*WHAT YOU SHOULD DO*.
Copy every line of the data that includes the string "Sample".

Dataset rows describing interfaces
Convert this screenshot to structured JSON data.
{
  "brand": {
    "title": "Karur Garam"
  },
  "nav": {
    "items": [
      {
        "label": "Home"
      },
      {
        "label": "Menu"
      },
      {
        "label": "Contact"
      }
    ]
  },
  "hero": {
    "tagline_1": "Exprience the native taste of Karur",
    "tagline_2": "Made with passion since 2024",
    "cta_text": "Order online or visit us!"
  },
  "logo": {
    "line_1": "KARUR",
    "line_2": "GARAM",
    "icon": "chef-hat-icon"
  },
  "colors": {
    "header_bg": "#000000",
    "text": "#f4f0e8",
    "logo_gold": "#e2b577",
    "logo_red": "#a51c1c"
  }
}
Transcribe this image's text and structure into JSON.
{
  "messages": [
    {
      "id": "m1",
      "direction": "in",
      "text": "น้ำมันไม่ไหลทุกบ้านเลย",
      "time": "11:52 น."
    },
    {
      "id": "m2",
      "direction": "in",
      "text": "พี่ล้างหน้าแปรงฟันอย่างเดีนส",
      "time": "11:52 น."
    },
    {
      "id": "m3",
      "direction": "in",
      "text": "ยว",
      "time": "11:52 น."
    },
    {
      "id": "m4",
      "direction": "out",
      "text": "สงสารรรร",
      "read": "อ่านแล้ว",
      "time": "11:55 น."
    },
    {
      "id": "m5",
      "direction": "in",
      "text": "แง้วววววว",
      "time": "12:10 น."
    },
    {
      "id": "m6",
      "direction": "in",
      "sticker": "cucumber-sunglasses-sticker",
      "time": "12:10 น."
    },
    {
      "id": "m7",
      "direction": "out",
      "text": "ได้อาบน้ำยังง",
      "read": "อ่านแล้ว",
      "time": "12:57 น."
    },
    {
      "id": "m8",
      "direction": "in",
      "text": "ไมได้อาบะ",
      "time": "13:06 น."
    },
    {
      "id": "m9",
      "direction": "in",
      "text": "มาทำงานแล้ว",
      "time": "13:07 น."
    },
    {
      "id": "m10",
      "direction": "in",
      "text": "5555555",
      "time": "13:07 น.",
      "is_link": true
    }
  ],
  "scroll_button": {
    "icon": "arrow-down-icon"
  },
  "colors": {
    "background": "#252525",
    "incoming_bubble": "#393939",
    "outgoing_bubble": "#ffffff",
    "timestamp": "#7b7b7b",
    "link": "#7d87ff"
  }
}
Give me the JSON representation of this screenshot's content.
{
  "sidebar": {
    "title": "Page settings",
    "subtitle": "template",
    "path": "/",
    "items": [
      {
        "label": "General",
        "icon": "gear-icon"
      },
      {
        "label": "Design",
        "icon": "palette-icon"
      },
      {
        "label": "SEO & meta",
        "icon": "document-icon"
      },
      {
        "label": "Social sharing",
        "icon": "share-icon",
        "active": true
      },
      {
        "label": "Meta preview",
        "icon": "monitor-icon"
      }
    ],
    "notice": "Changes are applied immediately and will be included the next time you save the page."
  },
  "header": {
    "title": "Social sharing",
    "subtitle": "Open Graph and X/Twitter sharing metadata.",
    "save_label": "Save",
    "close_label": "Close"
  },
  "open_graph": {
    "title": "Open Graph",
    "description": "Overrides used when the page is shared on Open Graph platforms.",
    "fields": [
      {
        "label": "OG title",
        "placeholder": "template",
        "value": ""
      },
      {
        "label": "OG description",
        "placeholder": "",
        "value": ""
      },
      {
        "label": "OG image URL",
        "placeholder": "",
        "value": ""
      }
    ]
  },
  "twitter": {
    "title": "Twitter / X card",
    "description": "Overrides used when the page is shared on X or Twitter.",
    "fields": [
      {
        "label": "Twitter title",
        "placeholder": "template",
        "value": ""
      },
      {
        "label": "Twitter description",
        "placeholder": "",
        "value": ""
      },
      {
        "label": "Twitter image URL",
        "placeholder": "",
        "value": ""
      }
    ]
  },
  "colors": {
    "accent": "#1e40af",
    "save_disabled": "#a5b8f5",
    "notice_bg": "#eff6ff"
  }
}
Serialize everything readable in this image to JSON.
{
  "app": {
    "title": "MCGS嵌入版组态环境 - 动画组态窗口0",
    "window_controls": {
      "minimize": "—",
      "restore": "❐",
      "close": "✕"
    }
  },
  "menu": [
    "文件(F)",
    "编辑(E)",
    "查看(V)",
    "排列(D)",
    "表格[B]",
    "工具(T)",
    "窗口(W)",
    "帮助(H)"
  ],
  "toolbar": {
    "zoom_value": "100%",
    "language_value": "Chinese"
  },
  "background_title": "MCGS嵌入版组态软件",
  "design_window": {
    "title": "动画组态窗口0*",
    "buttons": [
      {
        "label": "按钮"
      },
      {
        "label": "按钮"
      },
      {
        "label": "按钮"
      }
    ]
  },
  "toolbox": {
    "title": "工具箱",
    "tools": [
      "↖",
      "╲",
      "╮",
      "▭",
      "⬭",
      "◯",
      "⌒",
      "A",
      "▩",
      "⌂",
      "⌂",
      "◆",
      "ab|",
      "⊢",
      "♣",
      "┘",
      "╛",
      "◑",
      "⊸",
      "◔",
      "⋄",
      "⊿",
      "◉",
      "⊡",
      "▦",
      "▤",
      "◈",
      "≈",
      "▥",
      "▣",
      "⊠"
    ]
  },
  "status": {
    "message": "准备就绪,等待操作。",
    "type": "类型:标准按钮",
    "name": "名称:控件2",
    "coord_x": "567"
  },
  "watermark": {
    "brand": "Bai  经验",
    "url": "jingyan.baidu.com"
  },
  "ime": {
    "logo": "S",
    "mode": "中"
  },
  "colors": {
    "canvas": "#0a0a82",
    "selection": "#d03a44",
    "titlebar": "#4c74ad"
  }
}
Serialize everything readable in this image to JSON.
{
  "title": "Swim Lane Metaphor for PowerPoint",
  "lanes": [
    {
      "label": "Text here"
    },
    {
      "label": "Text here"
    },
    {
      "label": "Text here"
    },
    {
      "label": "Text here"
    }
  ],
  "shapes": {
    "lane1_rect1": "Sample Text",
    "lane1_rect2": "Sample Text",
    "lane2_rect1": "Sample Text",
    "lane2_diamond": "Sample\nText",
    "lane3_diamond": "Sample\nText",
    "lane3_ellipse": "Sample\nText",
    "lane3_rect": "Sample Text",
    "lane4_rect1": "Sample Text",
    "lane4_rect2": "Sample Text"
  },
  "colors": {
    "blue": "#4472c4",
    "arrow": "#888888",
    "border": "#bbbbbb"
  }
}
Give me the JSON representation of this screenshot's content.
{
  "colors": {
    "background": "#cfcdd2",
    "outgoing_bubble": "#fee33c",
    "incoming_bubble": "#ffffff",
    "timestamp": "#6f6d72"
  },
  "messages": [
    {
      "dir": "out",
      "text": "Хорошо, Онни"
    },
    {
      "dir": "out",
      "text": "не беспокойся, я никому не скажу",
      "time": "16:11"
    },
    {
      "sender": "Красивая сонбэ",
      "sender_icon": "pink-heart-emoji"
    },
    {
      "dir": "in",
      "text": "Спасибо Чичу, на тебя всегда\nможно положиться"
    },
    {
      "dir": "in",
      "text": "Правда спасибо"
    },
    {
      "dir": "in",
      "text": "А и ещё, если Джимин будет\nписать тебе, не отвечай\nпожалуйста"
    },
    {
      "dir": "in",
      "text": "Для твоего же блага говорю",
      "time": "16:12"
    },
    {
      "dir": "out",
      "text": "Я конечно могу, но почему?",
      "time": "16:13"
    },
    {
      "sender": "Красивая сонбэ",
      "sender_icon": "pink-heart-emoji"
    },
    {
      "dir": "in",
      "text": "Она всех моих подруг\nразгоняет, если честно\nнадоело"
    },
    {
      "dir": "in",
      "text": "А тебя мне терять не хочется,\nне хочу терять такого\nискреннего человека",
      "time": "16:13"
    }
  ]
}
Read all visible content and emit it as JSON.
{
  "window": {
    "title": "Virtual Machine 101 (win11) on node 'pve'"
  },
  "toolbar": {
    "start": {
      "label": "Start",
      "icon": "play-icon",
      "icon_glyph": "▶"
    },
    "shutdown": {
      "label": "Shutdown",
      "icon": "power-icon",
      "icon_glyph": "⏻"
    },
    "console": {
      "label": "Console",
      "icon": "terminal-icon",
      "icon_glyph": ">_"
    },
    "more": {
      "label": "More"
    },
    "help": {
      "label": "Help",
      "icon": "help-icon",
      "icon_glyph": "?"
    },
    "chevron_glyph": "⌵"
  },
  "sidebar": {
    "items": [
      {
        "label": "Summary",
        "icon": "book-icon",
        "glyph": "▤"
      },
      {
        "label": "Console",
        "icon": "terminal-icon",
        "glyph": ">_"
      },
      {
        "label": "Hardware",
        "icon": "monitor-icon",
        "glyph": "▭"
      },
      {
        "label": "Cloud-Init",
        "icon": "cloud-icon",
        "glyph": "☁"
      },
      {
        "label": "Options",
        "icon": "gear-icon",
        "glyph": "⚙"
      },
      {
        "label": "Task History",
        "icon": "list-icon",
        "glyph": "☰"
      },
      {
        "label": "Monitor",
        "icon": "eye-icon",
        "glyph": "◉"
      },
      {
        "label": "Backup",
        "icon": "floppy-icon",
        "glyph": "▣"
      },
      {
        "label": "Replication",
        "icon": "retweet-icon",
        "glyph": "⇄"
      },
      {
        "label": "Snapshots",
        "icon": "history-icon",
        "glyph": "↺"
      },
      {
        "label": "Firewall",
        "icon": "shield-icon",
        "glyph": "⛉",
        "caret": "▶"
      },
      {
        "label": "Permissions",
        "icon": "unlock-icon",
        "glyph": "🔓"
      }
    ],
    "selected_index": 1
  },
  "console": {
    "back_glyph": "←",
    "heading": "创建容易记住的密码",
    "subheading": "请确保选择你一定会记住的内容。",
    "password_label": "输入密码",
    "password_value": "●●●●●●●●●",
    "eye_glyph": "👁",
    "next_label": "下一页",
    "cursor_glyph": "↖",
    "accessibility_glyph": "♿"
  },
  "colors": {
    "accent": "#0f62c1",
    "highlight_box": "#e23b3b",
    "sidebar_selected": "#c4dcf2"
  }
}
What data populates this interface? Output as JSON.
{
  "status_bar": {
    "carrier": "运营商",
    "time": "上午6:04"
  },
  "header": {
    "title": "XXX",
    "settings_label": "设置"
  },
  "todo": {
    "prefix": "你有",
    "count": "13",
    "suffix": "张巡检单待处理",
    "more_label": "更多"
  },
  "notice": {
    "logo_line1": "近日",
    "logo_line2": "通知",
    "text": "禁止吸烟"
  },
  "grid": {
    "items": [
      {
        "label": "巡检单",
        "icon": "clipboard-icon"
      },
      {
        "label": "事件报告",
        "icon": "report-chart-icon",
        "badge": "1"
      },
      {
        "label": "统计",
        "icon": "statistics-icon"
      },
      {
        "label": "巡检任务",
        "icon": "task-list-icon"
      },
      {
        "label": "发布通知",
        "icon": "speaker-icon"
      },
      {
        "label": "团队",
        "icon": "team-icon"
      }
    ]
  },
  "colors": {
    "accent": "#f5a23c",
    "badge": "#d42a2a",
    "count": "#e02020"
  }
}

*ANSWER SECTION*.
    "lane1_rect1": "Sample Text",
    "lane1_rect2": "Sample Text",
    "lane2_rect1": "Sample Text",
    "lane2_diamond": "Sample\nText",
    "lane3_diamond": "Sample\nText",
    "lane3_ellipse": "Sample\nText",
    "lane3_rect": "Sample Text",
    "lane4_rect1": "Sample Text",
    "lane4_rect2": "Sample Text"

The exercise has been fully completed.